WHAT THIS TASK INVOLVES
Locate each line in the records containing "https". Copy it.

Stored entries
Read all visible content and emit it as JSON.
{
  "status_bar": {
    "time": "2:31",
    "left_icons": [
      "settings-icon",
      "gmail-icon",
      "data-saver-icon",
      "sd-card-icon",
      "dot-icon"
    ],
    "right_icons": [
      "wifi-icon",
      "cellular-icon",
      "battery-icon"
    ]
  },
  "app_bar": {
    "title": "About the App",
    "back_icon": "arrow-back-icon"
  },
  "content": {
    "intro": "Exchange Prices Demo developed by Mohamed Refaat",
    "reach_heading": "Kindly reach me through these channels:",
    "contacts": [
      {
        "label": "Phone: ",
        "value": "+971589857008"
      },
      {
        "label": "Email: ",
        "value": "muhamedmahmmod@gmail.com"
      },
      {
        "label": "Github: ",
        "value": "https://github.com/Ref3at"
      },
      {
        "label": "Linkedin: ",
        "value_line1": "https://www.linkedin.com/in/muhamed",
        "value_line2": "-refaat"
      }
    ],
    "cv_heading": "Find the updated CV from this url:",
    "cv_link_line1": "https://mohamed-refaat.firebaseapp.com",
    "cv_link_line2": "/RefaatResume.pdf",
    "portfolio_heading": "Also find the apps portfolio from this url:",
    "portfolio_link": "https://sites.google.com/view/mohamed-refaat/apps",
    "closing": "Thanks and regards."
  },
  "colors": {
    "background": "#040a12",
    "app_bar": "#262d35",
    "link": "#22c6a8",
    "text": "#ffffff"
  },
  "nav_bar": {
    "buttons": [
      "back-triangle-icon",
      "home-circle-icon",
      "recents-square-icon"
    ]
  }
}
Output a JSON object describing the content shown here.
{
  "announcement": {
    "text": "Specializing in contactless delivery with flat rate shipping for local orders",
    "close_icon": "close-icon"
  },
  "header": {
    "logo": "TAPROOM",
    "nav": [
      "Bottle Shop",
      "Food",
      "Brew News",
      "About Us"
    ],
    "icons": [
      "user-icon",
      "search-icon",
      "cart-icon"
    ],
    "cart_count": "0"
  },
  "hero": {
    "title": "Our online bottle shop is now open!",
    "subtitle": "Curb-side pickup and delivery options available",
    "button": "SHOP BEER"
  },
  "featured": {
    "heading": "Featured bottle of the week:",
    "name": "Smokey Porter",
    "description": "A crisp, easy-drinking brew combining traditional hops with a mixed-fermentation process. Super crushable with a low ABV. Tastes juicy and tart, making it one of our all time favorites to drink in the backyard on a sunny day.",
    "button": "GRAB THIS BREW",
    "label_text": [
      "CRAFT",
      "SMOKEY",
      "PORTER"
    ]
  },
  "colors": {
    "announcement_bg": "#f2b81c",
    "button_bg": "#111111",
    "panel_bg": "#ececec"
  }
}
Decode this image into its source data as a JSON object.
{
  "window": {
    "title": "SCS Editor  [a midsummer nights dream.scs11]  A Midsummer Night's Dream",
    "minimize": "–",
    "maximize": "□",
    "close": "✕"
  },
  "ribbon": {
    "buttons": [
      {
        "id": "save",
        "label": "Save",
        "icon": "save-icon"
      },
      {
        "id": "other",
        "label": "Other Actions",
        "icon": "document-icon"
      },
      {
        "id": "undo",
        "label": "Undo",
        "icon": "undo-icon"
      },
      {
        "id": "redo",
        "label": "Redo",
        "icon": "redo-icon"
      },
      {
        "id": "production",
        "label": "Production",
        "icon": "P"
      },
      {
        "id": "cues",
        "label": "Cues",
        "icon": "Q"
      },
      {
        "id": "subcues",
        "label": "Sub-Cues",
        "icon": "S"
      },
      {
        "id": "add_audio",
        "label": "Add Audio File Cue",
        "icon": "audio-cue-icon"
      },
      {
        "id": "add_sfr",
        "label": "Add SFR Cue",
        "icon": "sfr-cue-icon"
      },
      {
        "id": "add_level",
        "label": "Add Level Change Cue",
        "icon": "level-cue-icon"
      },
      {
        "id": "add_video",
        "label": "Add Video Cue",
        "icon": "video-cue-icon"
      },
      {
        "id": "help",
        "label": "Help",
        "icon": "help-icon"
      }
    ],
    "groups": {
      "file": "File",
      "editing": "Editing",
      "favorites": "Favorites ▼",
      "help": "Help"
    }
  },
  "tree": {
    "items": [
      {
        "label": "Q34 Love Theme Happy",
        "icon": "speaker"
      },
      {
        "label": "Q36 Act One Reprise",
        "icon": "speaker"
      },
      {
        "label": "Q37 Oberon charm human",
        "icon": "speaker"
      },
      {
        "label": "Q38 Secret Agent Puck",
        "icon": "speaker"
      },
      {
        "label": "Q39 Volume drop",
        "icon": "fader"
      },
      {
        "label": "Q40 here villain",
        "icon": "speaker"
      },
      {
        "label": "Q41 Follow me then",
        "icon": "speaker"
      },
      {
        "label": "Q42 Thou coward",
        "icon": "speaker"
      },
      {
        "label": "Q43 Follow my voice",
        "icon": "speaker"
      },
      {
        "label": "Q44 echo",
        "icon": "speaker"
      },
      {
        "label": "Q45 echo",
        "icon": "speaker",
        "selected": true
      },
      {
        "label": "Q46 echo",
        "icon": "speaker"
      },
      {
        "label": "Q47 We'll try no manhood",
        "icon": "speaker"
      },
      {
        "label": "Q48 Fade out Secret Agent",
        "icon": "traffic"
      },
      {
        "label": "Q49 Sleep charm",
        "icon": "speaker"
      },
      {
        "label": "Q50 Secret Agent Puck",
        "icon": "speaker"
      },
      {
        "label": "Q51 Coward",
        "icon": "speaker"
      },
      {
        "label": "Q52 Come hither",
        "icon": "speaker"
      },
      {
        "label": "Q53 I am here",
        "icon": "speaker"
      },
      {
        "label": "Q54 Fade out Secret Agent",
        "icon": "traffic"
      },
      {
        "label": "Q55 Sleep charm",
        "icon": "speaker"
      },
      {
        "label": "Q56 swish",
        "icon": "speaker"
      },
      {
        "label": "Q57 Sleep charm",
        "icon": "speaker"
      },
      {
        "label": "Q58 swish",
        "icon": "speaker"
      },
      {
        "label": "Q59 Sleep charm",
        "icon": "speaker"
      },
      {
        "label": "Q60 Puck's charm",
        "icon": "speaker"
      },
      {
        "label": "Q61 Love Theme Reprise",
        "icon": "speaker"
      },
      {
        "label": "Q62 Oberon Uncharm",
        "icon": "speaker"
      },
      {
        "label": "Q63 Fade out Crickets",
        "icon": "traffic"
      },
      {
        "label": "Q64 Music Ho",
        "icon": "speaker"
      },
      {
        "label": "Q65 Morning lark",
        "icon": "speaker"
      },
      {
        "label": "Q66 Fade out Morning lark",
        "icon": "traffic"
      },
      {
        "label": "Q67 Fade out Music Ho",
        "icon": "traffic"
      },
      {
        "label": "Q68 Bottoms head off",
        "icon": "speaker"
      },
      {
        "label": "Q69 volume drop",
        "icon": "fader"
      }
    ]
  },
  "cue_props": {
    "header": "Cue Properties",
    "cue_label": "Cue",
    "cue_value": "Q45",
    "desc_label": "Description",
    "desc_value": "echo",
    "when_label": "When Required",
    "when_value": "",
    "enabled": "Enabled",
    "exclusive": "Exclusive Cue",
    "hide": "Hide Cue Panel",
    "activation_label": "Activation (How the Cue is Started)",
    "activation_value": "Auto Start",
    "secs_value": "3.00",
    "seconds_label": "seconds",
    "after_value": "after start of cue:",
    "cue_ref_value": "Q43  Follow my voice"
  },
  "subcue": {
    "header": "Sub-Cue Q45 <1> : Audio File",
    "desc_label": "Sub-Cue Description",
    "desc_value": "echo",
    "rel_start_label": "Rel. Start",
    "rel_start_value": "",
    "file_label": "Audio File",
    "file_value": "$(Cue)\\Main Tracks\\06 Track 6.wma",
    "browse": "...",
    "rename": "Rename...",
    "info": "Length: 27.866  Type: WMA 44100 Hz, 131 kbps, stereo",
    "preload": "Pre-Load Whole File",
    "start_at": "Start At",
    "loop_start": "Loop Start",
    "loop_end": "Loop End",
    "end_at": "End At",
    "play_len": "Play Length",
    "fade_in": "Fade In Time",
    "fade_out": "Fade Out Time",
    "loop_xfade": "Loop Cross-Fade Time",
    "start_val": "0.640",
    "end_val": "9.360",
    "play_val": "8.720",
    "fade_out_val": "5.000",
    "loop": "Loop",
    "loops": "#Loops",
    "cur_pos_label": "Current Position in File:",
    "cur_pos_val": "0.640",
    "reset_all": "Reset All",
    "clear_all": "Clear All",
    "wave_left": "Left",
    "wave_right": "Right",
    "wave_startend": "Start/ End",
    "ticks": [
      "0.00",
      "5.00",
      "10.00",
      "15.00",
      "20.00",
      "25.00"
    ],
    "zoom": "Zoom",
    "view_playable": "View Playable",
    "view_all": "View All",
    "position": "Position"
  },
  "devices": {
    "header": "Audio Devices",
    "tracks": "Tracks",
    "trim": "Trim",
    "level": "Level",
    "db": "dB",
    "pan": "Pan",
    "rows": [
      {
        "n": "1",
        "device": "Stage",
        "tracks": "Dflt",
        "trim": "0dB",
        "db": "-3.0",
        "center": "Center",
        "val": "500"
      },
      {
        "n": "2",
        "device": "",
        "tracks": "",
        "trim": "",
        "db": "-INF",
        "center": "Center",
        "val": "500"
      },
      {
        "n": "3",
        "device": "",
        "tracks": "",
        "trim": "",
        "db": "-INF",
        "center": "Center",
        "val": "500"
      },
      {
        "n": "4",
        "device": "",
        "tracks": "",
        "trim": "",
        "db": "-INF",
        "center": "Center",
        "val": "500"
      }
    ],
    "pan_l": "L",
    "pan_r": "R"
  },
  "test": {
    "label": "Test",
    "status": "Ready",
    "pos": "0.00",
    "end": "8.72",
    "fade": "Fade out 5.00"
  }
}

RESPONSE BELOW
        "value": "https://github.com/Ref3at"
        "value_line1": "https://www.linkedin.com/in/muhamed",
    "cv_link_line1": "https://mohamed-refaat.firebaseapp.com",
    "portfolio_link": "https://sites.google.com/view/mohamed-refaat/apps",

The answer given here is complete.